Instructions for the task: Return every line of the data that contains the string "center".

(Items from an interface collection)
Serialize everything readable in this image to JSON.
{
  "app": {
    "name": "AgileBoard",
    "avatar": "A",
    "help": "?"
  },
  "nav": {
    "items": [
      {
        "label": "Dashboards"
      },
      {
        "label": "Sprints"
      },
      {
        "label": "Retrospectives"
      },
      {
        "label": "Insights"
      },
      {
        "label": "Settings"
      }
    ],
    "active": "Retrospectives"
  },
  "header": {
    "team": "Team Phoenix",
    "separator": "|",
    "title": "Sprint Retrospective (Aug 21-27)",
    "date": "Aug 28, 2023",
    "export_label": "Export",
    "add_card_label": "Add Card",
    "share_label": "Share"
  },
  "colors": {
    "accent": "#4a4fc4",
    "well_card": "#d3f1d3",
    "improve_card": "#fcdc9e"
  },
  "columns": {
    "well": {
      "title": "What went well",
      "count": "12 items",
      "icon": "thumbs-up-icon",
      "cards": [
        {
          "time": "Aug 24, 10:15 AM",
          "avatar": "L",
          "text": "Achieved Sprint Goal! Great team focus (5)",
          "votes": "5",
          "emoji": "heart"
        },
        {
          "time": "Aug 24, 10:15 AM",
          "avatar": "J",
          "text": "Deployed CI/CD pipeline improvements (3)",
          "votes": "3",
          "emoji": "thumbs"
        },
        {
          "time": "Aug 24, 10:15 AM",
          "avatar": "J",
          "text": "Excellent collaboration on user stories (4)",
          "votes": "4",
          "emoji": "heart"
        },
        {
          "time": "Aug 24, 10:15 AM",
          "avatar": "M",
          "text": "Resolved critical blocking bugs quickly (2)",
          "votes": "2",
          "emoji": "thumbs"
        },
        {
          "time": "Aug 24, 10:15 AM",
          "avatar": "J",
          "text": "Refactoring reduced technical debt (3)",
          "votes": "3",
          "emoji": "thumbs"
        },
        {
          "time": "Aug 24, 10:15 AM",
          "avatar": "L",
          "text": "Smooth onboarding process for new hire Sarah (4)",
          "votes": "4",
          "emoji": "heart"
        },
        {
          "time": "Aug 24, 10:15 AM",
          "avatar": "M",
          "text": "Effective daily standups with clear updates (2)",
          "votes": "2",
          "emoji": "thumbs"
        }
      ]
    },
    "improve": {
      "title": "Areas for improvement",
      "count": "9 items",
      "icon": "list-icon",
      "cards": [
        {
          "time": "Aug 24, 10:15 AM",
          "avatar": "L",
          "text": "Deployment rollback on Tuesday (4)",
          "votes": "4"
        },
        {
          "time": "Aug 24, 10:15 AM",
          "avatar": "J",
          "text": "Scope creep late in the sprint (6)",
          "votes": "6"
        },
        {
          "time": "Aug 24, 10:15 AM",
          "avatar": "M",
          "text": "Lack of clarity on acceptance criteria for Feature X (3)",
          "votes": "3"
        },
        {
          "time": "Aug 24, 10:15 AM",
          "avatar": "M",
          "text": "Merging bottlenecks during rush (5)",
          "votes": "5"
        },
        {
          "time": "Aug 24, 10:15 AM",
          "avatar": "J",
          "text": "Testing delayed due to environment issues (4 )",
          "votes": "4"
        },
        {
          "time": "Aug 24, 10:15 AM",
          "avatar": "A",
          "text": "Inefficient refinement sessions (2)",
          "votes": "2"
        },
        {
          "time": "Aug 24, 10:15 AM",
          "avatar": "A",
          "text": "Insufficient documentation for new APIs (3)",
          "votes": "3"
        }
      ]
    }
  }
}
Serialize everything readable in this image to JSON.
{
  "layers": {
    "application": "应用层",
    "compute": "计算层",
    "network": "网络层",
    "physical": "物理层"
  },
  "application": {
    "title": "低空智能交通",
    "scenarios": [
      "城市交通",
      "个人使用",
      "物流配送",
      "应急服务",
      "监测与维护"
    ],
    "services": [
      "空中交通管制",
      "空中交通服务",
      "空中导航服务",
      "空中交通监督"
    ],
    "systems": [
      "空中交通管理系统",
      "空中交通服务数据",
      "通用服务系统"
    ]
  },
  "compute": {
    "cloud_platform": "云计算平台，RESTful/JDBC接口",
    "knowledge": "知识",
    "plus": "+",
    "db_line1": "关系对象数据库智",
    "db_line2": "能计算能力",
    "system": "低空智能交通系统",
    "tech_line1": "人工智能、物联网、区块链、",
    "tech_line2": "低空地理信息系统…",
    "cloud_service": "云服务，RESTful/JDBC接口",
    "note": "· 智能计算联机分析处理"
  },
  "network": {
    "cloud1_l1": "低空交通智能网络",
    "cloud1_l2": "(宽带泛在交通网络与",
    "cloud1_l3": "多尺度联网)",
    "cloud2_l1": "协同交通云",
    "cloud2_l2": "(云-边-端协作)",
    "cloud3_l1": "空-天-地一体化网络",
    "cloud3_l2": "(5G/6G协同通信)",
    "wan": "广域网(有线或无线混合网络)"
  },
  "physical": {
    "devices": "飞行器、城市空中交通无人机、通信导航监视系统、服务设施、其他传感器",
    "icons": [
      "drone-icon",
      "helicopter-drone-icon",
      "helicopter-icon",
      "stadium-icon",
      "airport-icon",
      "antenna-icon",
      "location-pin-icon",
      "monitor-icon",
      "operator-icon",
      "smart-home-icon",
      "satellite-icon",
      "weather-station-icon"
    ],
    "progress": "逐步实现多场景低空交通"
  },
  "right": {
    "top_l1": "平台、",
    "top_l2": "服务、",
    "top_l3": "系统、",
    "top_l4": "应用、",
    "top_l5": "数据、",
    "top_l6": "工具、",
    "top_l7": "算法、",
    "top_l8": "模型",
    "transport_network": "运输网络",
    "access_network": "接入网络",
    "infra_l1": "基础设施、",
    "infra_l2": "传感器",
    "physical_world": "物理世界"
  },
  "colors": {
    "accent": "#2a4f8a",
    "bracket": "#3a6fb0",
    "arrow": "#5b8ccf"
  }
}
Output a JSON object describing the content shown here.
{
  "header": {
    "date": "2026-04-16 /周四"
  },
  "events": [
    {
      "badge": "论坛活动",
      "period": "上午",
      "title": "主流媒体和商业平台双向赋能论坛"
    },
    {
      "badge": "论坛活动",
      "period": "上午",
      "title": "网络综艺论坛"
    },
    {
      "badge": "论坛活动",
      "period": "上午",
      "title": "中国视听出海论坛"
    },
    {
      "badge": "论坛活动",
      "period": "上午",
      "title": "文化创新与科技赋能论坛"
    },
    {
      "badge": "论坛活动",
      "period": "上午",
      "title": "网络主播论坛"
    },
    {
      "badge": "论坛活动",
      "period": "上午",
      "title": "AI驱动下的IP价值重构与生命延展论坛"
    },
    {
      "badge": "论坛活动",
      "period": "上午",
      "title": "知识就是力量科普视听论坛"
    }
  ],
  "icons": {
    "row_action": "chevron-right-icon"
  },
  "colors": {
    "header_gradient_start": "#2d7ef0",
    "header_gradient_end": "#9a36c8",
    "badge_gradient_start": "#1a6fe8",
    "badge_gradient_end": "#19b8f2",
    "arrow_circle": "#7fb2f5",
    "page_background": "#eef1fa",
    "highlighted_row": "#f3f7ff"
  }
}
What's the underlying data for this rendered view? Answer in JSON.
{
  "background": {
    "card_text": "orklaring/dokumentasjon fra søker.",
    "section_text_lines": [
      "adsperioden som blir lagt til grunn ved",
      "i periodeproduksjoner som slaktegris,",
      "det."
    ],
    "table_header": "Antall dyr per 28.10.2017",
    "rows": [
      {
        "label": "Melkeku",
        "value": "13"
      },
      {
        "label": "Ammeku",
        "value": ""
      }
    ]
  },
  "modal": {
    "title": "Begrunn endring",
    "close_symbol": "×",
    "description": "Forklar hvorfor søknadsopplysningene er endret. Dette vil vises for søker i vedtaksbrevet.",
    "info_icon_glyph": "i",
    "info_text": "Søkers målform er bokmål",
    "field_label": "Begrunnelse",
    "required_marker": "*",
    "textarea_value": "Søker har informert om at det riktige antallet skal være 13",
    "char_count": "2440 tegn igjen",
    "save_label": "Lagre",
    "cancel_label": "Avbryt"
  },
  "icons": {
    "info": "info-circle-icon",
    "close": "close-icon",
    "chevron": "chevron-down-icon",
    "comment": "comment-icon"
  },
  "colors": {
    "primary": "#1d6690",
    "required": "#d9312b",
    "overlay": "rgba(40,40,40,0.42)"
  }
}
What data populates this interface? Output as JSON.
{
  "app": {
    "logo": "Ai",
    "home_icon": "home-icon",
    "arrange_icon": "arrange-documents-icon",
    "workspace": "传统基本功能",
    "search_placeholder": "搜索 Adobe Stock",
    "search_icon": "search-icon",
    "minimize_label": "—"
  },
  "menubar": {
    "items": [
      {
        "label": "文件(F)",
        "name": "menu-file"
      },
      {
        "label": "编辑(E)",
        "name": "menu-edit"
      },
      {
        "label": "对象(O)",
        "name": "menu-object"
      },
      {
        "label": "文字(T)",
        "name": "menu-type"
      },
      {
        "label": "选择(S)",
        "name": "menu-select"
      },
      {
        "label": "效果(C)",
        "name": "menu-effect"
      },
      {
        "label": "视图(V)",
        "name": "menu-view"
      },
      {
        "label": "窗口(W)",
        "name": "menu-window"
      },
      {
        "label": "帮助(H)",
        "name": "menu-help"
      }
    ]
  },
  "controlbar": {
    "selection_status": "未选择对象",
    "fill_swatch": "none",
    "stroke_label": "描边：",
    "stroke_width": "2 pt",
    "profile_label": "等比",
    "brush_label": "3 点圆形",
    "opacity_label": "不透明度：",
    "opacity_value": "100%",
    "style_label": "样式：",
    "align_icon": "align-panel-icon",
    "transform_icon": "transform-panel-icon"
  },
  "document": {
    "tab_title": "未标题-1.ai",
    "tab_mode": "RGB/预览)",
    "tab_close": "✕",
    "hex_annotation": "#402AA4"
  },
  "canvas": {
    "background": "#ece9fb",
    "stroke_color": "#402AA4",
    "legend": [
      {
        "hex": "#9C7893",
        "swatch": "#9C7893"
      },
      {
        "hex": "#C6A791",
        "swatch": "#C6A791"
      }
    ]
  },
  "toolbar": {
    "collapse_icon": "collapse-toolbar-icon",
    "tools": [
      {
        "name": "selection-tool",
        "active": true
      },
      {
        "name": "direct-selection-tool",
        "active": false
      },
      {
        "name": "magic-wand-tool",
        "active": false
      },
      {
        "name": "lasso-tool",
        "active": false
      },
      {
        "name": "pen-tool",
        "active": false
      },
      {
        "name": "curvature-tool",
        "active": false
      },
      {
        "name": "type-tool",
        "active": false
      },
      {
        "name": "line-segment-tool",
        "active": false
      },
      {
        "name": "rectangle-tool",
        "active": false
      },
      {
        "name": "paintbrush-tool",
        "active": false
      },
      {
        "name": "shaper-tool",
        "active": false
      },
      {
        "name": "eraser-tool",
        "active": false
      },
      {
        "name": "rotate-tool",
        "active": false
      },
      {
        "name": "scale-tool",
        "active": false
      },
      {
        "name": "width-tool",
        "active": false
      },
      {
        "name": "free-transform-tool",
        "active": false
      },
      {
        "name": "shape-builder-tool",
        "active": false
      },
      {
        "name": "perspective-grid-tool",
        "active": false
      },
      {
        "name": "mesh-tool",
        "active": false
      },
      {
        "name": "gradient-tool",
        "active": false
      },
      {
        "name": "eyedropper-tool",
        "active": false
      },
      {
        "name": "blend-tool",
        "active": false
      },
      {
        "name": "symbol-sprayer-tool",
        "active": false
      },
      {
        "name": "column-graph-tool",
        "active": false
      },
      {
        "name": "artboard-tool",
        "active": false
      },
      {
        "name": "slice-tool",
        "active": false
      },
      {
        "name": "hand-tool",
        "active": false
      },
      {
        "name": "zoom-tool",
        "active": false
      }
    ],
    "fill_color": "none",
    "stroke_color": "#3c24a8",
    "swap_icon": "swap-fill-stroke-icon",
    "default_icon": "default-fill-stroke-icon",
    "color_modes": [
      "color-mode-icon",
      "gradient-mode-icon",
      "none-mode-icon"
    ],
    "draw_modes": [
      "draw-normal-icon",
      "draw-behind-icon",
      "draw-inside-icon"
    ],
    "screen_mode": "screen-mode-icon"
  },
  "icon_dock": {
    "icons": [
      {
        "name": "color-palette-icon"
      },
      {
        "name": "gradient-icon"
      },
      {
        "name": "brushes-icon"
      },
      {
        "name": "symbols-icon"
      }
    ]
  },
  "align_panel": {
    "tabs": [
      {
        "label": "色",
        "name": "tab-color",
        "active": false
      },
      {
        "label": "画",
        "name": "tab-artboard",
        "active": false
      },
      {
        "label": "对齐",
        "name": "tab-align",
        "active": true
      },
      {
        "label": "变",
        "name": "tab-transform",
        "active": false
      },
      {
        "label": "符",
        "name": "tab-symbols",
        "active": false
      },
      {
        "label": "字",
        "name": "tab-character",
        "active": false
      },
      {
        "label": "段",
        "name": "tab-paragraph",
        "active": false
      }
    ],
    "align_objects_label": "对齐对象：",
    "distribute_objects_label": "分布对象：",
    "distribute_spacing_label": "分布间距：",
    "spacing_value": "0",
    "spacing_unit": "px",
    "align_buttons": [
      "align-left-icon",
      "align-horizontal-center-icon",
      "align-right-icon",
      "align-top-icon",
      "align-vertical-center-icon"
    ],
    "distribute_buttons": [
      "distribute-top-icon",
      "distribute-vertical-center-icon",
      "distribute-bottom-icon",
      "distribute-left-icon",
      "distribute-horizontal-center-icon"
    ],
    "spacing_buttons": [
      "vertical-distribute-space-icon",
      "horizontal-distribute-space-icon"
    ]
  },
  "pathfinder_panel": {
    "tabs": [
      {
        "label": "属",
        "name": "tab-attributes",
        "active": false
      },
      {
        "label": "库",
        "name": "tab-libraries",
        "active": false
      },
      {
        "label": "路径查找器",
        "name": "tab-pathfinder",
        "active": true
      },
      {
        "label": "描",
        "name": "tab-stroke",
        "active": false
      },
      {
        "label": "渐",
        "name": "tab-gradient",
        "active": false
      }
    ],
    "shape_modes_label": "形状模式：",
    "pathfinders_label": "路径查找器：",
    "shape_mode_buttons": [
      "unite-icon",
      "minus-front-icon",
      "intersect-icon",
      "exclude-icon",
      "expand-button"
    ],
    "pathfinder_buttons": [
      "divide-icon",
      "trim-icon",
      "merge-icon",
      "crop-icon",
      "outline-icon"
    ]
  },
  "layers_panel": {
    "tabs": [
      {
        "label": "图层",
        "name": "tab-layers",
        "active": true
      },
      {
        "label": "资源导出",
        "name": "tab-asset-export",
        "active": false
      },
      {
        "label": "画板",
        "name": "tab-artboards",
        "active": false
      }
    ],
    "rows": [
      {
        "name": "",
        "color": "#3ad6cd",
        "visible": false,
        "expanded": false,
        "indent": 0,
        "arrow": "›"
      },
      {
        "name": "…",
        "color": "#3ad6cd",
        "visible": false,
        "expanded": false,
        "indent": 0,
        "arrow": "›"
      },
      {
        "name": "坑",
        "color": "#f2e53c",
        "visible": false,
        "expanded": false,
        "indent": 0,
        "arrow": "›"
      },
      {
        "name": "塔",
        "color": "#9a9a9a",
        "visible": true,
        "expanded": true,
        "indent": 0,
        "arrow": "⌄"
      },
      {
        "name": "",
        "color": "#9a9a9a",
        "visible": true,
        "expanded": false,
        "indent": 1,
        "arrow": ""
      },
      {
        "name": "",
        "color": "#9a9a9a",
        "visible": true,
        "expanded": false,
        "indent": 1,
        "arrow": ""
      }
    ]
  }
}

Exercise solution:
      "align-horizontal-center-icon",
      "align-vertical-center-icon"
      "distribute-vertical-center-icon",
      "distribute-horizontal-center-icon"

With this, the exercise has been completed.